#### [Activity]
Return every line below in which "name" appears.

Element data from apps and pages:
::::::::

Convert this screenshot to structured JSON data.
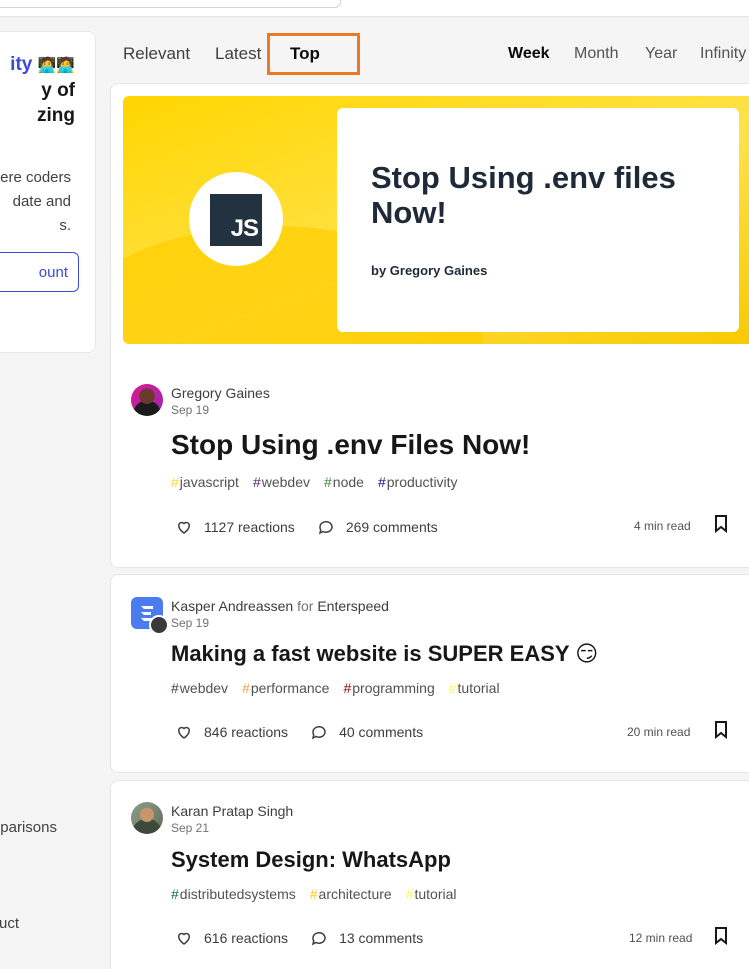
{
  "sidebar": {
    "title_accent": "ity",
    "title_emoji": "🧑‍💻🧑‍💻",
    "title_line2": "y of",
    "title_line3": "zing",
    "desc_line1": "ere coders",
    "desc_line2": "date and",
    "desc_line3": "s.",
    "create_account": "ount",
    "link_comparisons": "parisons",
    "link_product": "uct"
  },
  "feed_tabs": {
    "relevant": "Relevant",
    "latest": "Latest",
    "top": "Top"
  },
  "range_tabs": {
    "week": "Week",
    "month": "Month",
    "year": "Year",
    "infinity": "Infinity"
  },
  "posts": [
    {
      "cover_title": "Stop Using .env files Now!",
      "cover_byline": "by Gregory Gaines",
      "cover_logo": "JS",
      "author": "Gregory Gaines",
      "date": "Sep 19",
      "title": "Stop Using .env Files Now!",
      "tags": [
        {
          "name": "javascript",
          "color": "#f7df1e"
        },
        {
          "name": "webdev",
          "color": "#562765"
        },
        {
          "name": "node",
          "color": "#3c873a"
        },
        {
          "name": "productivity",
          "color": "#2a0798"
        }
      ],
      "reactions": "1127 reactions",
      "comments": "269 comments",
      "read_time": "4 min read"
    },
    {
      "author": "Kasper Andreassen",
      "for_label": "for",
      "org": "Enterspeed",
      "date": "Sep 19",
      "title": "Making a fast website is SUPER EASY 😏",
      "tags": [
        {
          "name": "webdev",
          "color": "#562765"
        },
        {
          "name": "performance",
          "color": "#f49e52"
        },
        {
          "name": "programming",
          "color": "#890606"
        },
        {
          "name": "tutorial",
          "color": "#fef85a"
        }
      ],
      "reactions": "846 reactions",
      "comments": "40 comments",
      "read_time": "20 min read"
    },
    {
      "author": "Karan Pratap Singh",
      "date": "Sep 21",
      "title": "System Design: WhatsApp",
      "tags": [
        {
          "name": "distributedsystems",
          "color": "#0d6d54"
        },
        {
          "name": "architecture",
          "color": "#ffca28"
        },
        {
          "name": "tutorial",
          "color": "#fef85a"
        }
      ],
      "reactions": "616 reactions",
      "comments": "13 comments",
      "read_time": "12 min read"
    }
  ],
  "colors": {
    "accent": "#3b49df",
    "highlight": "#ea7a26"
  }
}
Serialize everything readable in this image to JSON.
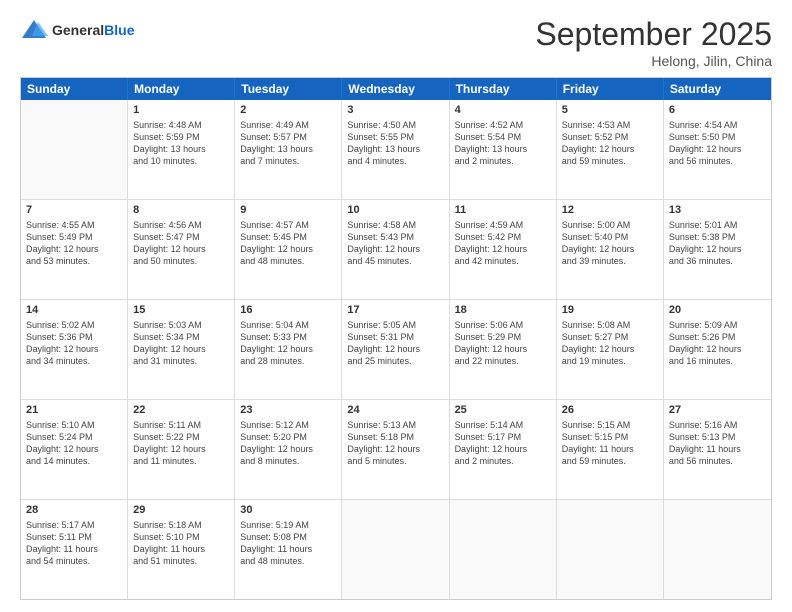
{
  "logo": {
    "general": "General",
    "blue": "Blue"
  },
  "title": "September 2025",
  "subtitle": "Helong, Jilin, China",
  "days": [
    "Sunday",
    "Monday",
    "Tuesday",
    "Wednesday",
    "Thursday",
    "Friday",
    "Saturday"
  ],
  "weeks": [
    [
      {
        "day": "",
        "info": ""
      },
      {
        "day": "1",
        "info": "Sunrise: 4:48 AM\nSunset: 5:59 PM\nDaylight: 13 hours\nand 10 minutes."
      },
      {
        "day": "2",
        "info": "Sunrise: 4:49 AM\nSunset: 5:57 PM\nDaylight: 13 hours\nand 7 minutes."
      },
      {
        "day": "3",
        "info": "Sunrise: 4:50 AM\nSunset: 5:55 PM\nDaylight: 13 hours\nand 4 minutes."
      },
      {
        "day": "4",
        "info": "Sunrise: 4:52 AM\nSunset: 5:54 PM\nDaylight: 13 hours\nand 2 minutes."
      },
      {
        "day": "5",
        "info": "Sunrise: 4:53 AM\nSunset: 5:52 PM\nDaylight: 12 hours\nand 59 minutes."
      },
      {
        "day": "6",
        "info": "Sunrise: 4:54 AM\nSunset: 5:50 PM\nDaylight: 12 hours\nand 56 minutes."
      }
    ],
    [
      {
        "day": "7",
        "info": "Sunrise: 4:55 AM\nSunset: 5:49 PM\nDaylight: 12 hours\nand 53 minutes."
      },
      {
        "day": "8",
        "info": "Sunrise: 4:56 AM\nSunset: 5:47 PM\nDaylight: 12 hours\nand 50 minutes."
      },
      {
        "day": "9",
        "info": "Sunrise: 4:57 AM\nSunset: 5:45 PM\nDaylight: 12 hours\nand 48 minutes."
      },
      {
        "day": "10",
        "info": "Sunrise: 4:58 AM\nSunset: 5:43 PM\nDaylight: 12 hours\nand 45 minutes."
      },
      {
        "day": "11",
        "info": "Sunrise: 4:59 AM\nSunset: 5:42 PM\nDaylight: 12 hours\nand 42 minutes."
      },
      {
        "day": "12",
        "info": "Sunrise: 5:00 AM\nSunset: 5:40 PM\nDaylight: 12 hours\nand 39 minutes."
      },
      {
        "day": "13",
        "info": "Sunrise: 5:01 AM\nSunset: 5:38 PM\nDaylight: 12 hours\nand 36 minutes."
      }
    ],
    [
      {
        "day": "14",
        "info": "Sunrise: 5:02 AM\nSunset: 5:36 PM\nDaylight: 12 hours\nand 34 minutes."
      },
      {
        "day": "15",
        "info": "Sunrise: 5:03 AM\nSunset: 5:34 PM\nDaylight: 12 hours\nand 31 minutes."
      },
      {
        "day": "16",
        "info": "Sunrise: 5:04 AM\nSunset: 5:33 PM\nDaylight: 12 hours\nand 28 minutes."
      },
      {
        "day": "17",
        "info": "Sunrise: 5:05 AM\nSunset: 5:31 PM\nDaylight: 12 hours\nand 25 minutes."
      },
      {
        "day": "18",
        "info": "Sunrise: 5:06 AM\nSunset: 5:29 PM\nDaylight: 12 hours\nand 22 minutes."
      },
      {
        "day": "19",
        "info": "Sunrise: 5:08 AM\nSunset: 5:27 PM\nDaylight: 12 hours\nand 19 minutes."
      },
      {
        "day": "20",
        "info": "Sunrise: 5:09 AM\nSunset: 5:26 PM\nDaylight: 12 hours\nand 16 minutes."
      }
    ],
    [
      {
        "day": "21",
        "info": "Sunrise: 5:10 AM\nSunset: 5:24 PM\nDaylight: 12 hours\nand 14 minutes."
      },
      {
        "day": "22",
        "info": "Sunrise: 5:11 AM\nSunset: 5:22 PM\nDaylight: 12 hours\nand 11 minutes."
      },
      {
        "day": "23",
        "info": "Sunrise: 5:12 AM\nSunset: 5:20 PM\nDaylight: 12 hours\nand 8 minutes."
      },
      {
        "day": "24",
        "info": "Sunrise: 5:13 AM\nSunset: 5:18 PM\nDaylight: 12 hours\nand 5 minutes."
      },
      {
        "day": "25",
        "info": "Sunrise: 5:14 AM\nSunset: 5:17 PM\nDaylight: 12 hours\nand 2 minutes."
      },
      {
        "day": "26",
        "info": "Sunrise: 5:15 AM\nSunset: 5:15 PM\nDaylight: 11 hours\nand 59 minutes."
      },
      {
        "day": "27",
        "info": "Sunrise: 5:16 AM\nSunset: 5:13 PM\nDaylight: 11 hours\nand 56 minutes."
      }
    ],
    [
      {
        "day": "28",
        "info": "Sunrise: 5:17 AM\nSunset: 5:11 PM\nDaylight: 11 hours\nand 54 minutes."
      },
      {
        "day": "29",
        "info": "Sunrise: 5:18 AM\nSunset: 5:10 PM\nDaylight: 11 hours\nand 51 minutes."
      },
      {
        "day": "30",
        "info": "Sunrise: 5:19 AM\nSunset: 5:08 PM\nDaylight: 11 hours\nand 48 minutes."
      },
      {
        "day": "",
        "info": ""
      },
      {
        "day": "",
        "info": ""
      },
      {
        "day": "",
        "info": ""
      },
      {
        "day": "",
        "info": ""
      }
    ]
  ]
}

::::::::

#### [The completed task]
          "name": "javascript",
          "name": "webdev",
          "name": "node",
          "name": "productivity",
          "name": "webdev",
          "name": "performance",
          "name": "programming",
          "name": "tutorial",
          "name": "distributedsystems",
          "name": "architecture",
          "name": "tutorial",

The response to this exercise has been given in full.